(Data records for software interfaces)
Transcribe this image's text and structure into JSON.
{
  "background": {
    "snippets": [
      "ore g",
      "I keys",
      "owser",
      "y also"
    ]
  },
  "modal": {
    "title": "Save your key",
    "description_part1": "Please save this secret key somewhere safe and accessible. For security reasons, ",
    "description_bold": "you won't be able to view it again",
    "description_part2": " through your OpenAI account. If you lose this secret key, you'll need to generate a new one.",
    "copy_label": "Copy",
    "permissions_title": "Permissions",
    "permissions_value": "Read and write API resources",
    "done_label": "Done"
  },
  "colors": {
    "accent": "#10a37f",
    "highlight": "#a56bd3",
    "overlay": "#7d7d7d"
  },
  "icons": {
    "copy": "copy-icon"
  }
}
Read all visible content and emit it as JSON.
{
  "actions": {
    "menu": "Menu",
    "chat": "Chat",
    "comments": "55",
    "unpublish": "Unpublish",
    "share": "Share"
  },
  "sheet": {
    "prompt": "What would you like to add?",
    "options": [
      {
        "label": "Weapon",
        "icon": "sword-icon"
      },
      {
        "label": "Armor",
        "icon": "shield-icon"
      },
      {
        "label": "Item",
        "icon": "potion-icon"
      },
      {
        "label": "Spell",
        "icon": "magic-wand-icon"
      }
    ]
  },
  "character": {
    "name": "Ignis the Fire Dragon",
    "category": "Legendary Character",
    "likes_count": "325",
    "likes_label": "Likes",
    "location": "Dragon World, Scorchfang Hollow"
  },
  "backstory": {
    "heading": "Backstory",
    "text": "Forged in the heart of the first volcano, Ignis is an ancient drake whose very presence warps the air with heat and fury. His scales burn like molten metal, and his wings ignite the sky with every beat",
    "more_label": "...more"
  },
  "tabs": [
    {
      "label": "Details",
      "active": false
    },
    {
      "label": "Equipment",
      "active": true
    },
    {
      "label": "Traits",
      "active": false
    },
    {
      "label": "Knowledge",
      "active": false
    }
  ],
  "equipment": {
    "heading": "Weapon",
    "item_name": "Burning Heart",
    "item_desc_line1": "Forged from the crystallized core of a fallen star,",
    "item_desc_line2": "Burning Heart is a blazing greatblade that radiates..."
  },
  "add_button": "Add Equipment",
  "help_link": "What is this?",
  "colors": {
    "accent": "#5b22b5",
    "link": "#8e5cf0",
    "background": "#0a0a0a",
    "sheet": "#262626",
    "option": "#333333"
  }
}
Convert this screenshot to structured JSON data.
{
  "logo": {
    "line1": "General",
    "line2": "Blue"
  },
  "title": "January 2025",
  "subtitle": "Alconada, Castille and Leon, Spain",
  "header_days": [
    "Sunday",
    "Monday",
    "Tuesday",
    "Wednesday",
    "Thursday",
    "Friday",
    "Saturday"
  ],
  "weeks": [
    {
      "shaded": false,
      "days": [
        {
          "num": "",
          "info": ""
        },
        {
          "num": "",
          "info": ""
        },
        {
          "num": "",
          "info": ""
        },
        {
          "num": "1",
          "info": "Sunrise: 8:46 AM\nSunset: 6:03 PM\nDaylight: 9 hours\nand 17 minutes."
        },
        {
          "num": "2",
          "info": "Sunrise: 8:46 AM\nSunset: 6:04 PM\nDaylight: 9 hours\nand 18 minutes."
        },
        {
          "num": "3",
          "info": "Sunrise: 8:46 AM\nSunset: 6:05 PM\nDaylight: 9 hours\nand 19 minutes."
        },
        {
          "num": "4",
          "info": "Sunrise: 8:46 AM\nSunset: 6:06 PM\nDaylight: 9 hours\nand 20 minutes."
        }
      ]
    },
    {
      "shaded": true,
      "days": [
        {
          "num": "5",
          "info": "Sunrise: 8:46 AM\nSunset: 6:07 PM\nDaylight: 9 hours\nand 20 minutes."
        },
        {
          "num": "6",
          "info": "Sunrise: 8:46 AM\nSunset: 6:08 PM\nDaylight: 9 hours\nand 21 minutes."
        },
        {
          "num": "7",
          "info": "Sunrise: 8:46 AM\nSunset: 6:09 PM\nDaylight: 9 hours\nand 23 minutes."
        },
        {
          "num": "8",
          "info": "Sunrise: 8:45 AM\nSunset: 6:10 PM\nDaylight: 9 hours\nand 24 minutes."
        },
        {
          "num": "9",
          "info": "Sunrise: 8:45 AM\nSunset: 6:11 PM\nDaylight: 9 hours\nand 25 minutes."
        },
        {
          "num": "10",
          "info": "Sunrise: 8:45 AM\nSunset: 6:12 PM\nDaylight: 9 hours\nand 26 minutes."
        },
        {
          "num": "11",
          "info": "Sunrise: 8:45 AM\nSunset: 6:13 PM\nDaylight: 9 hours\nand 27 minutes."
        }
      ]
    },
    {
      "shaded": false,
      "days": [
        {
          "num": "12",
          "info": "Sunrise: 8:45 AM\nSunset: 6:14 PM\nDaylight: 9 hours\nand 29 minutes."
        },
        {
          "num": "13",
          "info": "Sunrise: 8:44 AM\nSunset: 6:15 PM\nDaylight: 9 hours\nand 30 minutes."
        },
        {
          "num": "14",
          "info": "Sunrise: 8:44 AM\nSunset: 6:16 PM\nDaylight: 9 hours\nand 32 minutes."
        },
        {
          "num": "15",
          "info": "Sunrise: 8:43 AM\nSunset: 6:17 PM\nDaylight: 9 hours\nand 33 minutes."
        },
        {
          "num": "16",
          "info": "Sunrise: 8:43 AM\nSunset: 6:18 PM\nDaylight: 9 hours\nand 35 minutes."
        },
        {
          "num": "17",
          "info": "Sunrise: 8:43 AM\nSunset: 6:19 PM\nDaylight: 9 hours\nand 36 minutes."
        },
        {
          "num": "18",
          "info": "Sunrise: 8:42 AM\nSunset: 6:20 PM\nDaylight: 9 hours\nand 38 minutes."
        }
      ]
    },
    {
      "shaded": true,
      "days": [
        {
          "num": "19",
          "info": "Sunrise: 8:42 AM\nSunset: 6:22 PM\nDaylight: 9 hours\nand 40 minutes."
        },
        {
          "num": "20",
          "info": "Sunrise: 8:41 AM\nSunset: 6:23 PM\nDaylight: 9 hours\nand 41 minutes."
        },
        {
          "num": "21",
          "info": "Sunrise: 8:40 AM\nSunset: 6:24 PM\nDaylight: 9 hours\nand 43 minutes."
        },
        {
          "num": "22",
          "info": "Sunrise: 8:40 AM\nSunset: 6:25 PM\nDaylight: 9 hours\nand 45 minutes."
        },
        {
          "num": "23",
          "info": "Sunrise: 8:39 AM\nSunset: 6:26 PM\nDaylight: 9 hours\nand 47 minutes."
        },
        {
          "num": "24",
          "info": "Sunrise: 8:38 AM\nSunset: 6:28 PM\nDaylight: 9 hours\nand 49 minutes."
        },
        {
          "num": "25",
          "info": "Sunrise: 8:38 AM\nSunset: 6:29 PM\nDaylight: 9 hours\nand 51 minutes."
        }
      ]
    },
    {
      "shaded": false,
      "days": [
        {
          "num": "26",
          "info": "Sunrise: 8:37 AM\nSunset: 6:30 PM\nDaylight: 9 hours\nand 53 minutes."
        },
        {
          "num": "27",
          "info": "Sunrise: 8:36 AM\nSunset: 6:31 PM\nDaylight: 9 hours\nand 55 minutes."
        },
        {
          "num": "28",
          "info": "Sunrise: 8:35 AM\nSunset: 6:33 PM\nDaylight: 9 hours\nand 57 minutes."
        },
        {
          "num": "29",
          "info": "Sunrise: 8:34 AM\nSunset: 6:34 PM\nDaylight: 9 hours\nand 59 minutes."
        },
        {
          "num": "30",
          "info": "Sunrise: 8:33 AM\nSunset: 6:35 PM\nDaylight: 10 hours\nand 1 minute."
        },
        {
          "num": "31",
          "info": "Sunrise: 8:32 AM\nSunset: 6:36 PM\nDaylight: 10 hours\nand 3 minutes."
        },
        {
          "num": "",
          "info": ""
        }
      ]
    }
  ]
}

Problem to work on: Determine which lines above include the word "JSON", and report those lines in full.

Answer area:
Transcribe this image's text and structure into JSON.
Read all visible content and emit it as JSON.
Convert this screenshot to structured JSON data.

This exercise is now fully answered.